A guided falling mass with a 30° impact wedge was used to test up to 10 m/s. A cantilevered mass was built to mimic the effect of a body mass, and an instrumented Hybrid III head form was attached to the body mass.

Armourgel analysed lots of video footage of Rogatkin’s crash and attempted to replicate it as accurately as possible.

Kali explain: “The crash data was used to create a controlled impact test that measured both linear and rotational acceleration. Angle and position were adjusted to emulate the Rampage crash exactly. The speed was derived from video footage and screenshot analysis.”

The results? A potential to reduce the probability of milt traumatic brain injuries (MTBI) from up to 60% down to 10% using an LDL equipped Kali Shiva helmet compared to a non-LDL Shiva.

Kali’s Low Density Layer

It’s a bit like the MIPS idea. But instead of slipping liner there are sections of gel padding placed throughout the inside of the helmet. It’s not just a patent-avoiding design. Kali’s LDL claims to result in lighter and – crucially – smaller helmets. The idea being that the smaller the helmet the lower the leverage forces will be on the brain.

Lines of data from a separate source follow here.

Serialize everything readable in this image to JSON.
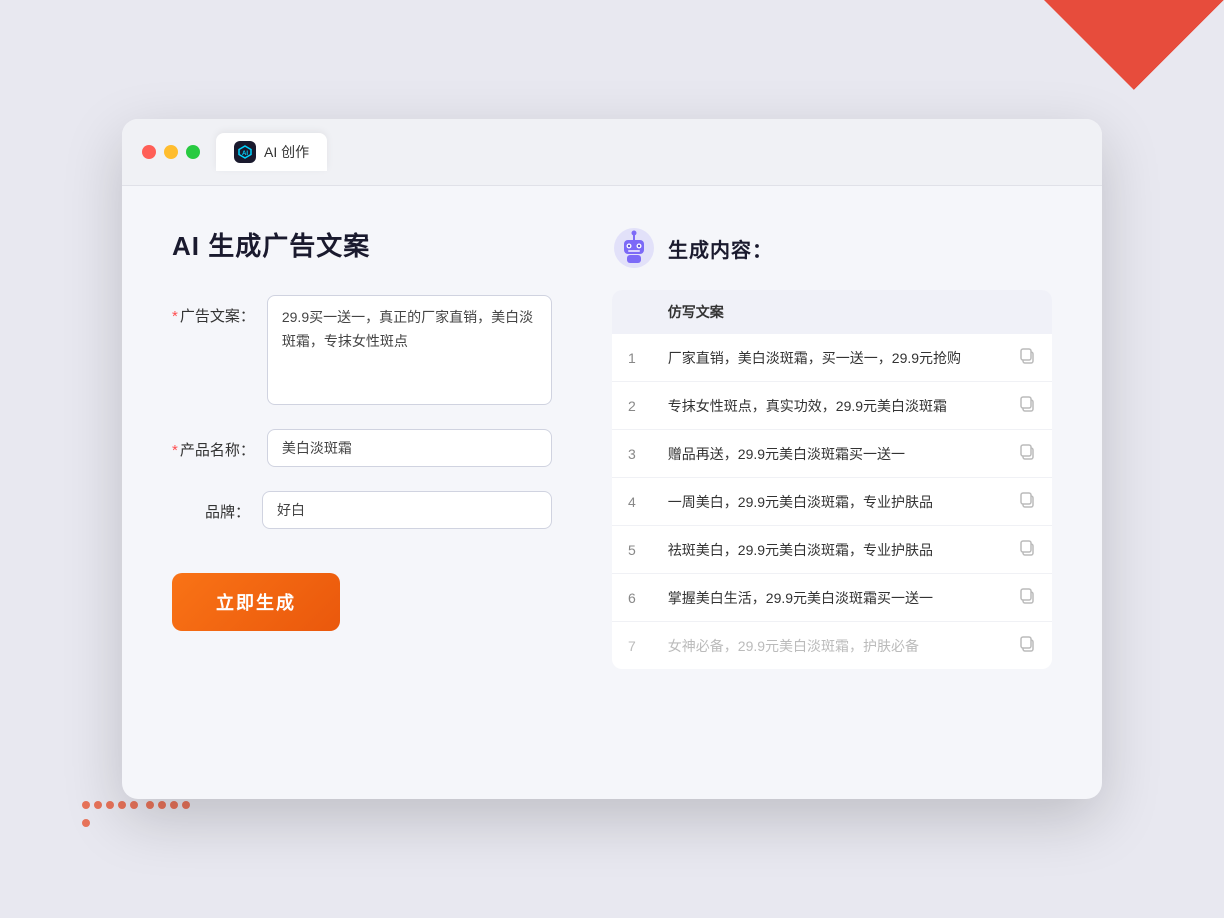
{
  "window": {
    "tab_label": "AI 创作",
    "ai_icon_text": "AI"
  },
  "left_panel": {
    "title": "AI 生成广告文案",
    "form": {
      "ad_copy_label": "广告文案：",
      "ad_copy_required": "*",
      "ad_copy_value": "29.9买一送一，真正的厂家直销，美白淡斑霜，专抹女性斑点",
      "product_name_label": "产品名称：",
      "product_name_required": "*",
      "product_name_value": "美白淡斑霜",
      "brand_label": "品牌：",
      "brand_value": "好白",
      "generate_btn": "立即生成"
    }
  },
  "right_panel": {
    "title": "生成内容：",
    "table_header": "仿写文案",
    "results": [
      {
        "id": 1,
        "text": "厂家直销，美白淡斑霜，买一送一，29.9元抢购",
        "faded": false
      },
      {
        "id": 2,
        "text": "专抹女性斑点，真实功效，29.9元美白淡斑霜",
        "faded": false
      },
      {
        "id": 3,
        "text": "赠品再送，29.9元美白淡斑霜买一送一",
        "faded": false
      },
      {
        "id": 4,
        "text": "一周美白，29.9元美白淡斑霜，专业护肤品",
        "faded": false
      },
      {
        "id": 5,
        "text": "祛斑美白，29.9元美白淡斑霜，专业护肤品",
        "faded": false
      },
      {
        "id": 6,
        "text": "掌握美白生活，29.9元美白淡斑霜买一送一",
        "faded": false
      },
      {
        "id": 7,
        "text": "女神必备，29.9元美白淡斑霜，护肤必备",
        "faded": true
      }
    ]
  }
}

In a nice bit of marketing that’s designed to promote Kali’s Low Density Layer (LDL) anti-concussion technology, the above video will have you wincing even though it’s only a crash test dummy’s head that’s been tweaked by a big ol’ metal weight.

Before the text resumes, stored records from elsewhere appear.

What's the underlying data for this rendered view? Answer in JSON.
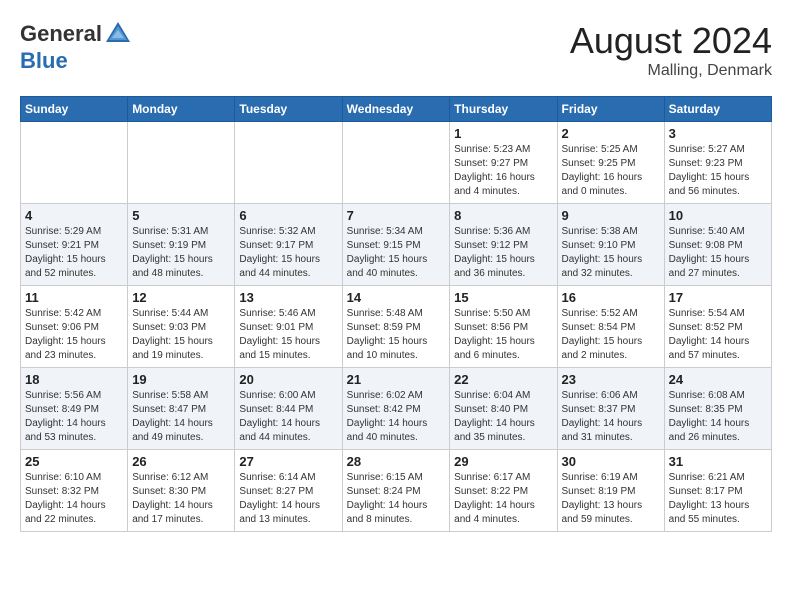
{
  "header": {
    "logo_general": "General",
    "logo_blue": "Blue",
    "month": "August 2024",
    "location": "Malling, Denmark"
  },
  "weekdays": [
    "Sunday",
    "Monday",
    "Tuesday",
    "Wednesday",
    "Thursday",
    "Friday",
    "Saturday"
  ],
  "weeks": [
    [
      {
        "day": "",
        "info": ""
      },
      {
        "day": "",
        "info": ""
      },
      {
        "day": "",
        "info": ""
      },
      {
        "day": "",
        "info": ""
      },
      {
        "day": "1",
        "info": "Sunrise: 5:23 AM\nSunset: 9:27 PM\nDaylight: 16 hours\nand 4 minutes."
      },
      {
        "day": "2",
        "info": "Sunrise: 5:25 AM\nSunset: 9:25 PM\nDaylight: 16 hours\nand 0 minutes."
      },
      {
        "day": "3",
        "info": "Sunrise: 5:27 AM\nSunset: 9:23 PM\nDaylight: 15 hours\nand 56 minutes."
      }
    ],
    [
      {
        "day": "4",
        "info": "Sunrise: 5:29 AM\nSunset: 9:21 PM\nDaylight: 15 hours\nand 52 minutes."
      },
      {
        "day": "5",
        "info": "Sunrise: 5:31 AM\nSunset: 9:19 PM\nDaylight: 15 hours\nand 48 minutes."
      },
      {
        "day": "6",
        "info": "Sunrise: 5:32 AM\nSunset: 9:17 PM\nDaylight: 15 hours\nand 44 minutes."
      },
      {
        "day": "7",
        "info": "Sunrise: 5:34 AM\nSunset: 9:15 PM\nDaylight: 15 hours\nand 40 minutes."
      },
      {
        "day": "8",
        "info": "Sunrise: 5:36 AM\nSunset: 9:12 PM\nDaylight: 15 hours\nand 36 minutes."
      },
      {
        "day": "9",
        "info": "Sunrise: 5:38 AM\nSunset: 9:10 PM\nDaylight: 15 hours\nand 32 minutes."
      },
      {
        "day": "10",
        "info": "Sunrise: 5:40 AM\nSunset: 9:08 PM\nDaylight: 15 hours\nand 27 minutes."
      }
    ],
    [
      {
        "day": "11",
        "info": "Sunrise: 5:42 AM\nSunset: 9:06 PM\nDaylight: 15 hours\nand 23 minutes."
      },
      {
        "day": "12",
        "info": "Sunrise: 5:44 AM\nSunset: 9:03 PM\nDaylight: 15 hours\nand 19 minutes."
      },
      {
        "day": "13",
        "info": "Sunrise: 5:46 AM\nSunset: 9:01 PM\nDaylight: 15 hours\nand 15 minutes."
      },
      {
        "day": "14",
        "info": "Sunrise: 5:48 AM\nSunset: 8:59 PM\nDaylight: 15 hours\nand 10 minutes."
      },
      {
        "day": "15",
        "info": "Sunrise: 5:50 AM\nSunset: 8:56 PM\nDaylight: 15 hours\nand 6 minutes."
      },
      {
        "day": "16",
        "info": "Sunrise: 5:52 AM\nSunset: 8:54 PM\nDaylight: 15 hours\nand 2 minutes."
      },
      {
        "day": "17",
        "info": "Sunrise: 5:54 AM\nSunset: 8:52 PM\nDaylight: 14 hours\nand 57 minutes."
      }
    ],
    [
      {
        "day": "18",
        "info": "Sunrise: 5:56 AM\nSunset: 8:49 PM\nDaylight: 14 hours\nand 53 minutes."
      },
      {
        "day": "19",
        "info": "Sunrise: 5:58 AM\nSunset: 8:47 PM\nDaylight: 14 hours\nand 49 minutes."
      },
      {
        "day": "20",
        "info": "Sunrise: 6:00 AM\nSunset: 8:44 PM\nDaylight: 14 hours\nand 44 minutes."
      },
      {
        "day": "21",
        "info": "Sunrise: 6:02 AM\nSunset: 8:42 PM\nDaylight: 14 hours\nand 40 minutes."
      },
      {
        "day": "22",
        "info": "Sunrise: 6:04 AM\nSunset: 8:40 PM\nDaylight: 14 hours\nand 35 minutes."
      },
      {
        "day": "23",
        "info": "Sunrise: 6:06 AM\nSunset: 8:37 PM\nDaylight: 14 hours\nand 31 minutes."
      },
      {
        "day": "24",
        "info": "Sunrise: 6:08 AM\nSunset: 8:35 PM\nDaylight: 14 hours\nand 26 minutes."
      }
    ],
    [
      {
        "day": "25",
        "info": "Sunrise: 6:10 AM\nSunset: 8:32 PM\nDaylight: 14 hours\nand 22 minutes."
      },
      {
        "day": "26",
        "info": "Sunrise: 6:12 AM\nSunset: 8:30 PM\nDaylight: 14 hours\nand 17 minutes."
      },
      {
        "day": "27",
        "info": "Sunrise: 6:14 AM\nSunset: 8:27 PM\nDaylight: 14 hours\nand 13 minutes."
      },
      {
        "day": "28",
        "info": "Sunrise: 6:15 AM\nSunset: 8:24 PM\nDaylight: 14 hours\nand 8 minutes."
      },
      {
        "day": "29",
        "info": "Sunrise: 6:17 AM\nSunset: 8:22 PM\nDaylight: 14 hours\nand 4 minutes."
      },
      {
        "day": "30",
        "info": "Sunrise: 6:19 AM\nSunset: 8:19 PM\nDaylight: 13 hours\nand 59 minutes."
      },
      {
        "day": "31",
        "info": "Sunrise: 6:21 AM\nSunset: 8:17 PM\nDaylight: 13 hours\nand 55 minutes."
      }
    ]
  ]
}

Although this video is new out this week, it refers back to a crash that happened a couple of years ago. And the LDL tech that it’s bigging-up has also been a feature of certain Kali helmets since 2012 in some form or another.